'''
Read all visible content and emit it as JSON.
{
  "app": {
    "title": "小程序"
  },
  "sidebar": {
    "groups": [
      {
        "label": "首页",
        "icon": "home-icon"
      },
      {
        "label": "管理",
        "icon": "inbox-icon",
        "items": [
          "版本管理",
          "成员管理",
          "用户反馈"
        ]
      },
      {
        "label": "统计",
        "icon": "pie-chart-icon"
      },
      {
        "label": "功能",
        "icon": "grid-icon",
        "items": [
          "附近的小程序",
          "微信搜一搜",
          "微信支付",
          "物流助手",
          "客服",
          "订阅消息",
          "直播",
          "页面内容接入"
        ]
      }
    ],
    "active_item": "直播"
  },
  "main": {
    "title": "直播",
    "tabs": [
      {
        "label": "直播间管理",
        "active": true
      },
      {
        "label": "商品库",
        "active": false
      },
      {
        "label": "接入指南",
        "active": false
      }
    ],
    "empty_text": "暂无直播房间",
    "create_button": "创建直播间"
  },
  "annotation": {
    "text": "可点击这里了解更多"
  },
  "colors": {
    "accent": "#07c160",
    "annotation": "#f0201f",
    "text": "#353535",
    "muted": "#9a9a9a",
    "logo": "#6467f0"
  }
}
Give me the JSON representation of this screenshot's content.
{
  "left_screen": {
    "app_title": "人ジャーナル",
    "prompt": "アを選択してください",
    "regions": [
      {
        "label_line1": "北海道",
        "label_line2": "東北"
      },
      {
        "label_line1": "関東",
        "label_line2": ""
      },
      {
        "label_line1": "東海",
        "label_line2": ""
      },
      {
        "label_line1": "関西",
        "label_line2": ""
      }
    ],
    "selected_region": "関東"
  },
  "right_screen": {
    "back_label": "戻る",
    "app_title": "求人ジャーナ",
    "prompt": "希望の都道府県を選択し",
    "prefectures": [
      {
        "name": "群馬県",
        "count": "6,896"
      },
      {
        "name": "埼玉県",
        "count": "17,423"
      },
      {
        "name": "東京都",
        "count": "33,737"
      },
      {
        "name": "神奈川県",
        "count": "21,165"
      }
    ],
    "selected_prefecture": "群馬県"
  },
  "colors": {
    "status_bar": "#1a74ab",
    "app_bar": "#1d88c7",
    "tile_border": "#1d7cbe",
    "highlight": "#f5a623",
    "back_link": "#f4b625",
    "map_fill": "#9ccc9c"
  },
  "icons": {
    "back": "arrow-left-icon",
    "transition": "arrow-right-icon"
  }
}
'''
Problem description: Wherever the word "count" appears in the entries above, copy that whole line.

Response below:
        "count": "6,896"
        "count": "17,423"
        "count": "33,737"
        "count": "21,165"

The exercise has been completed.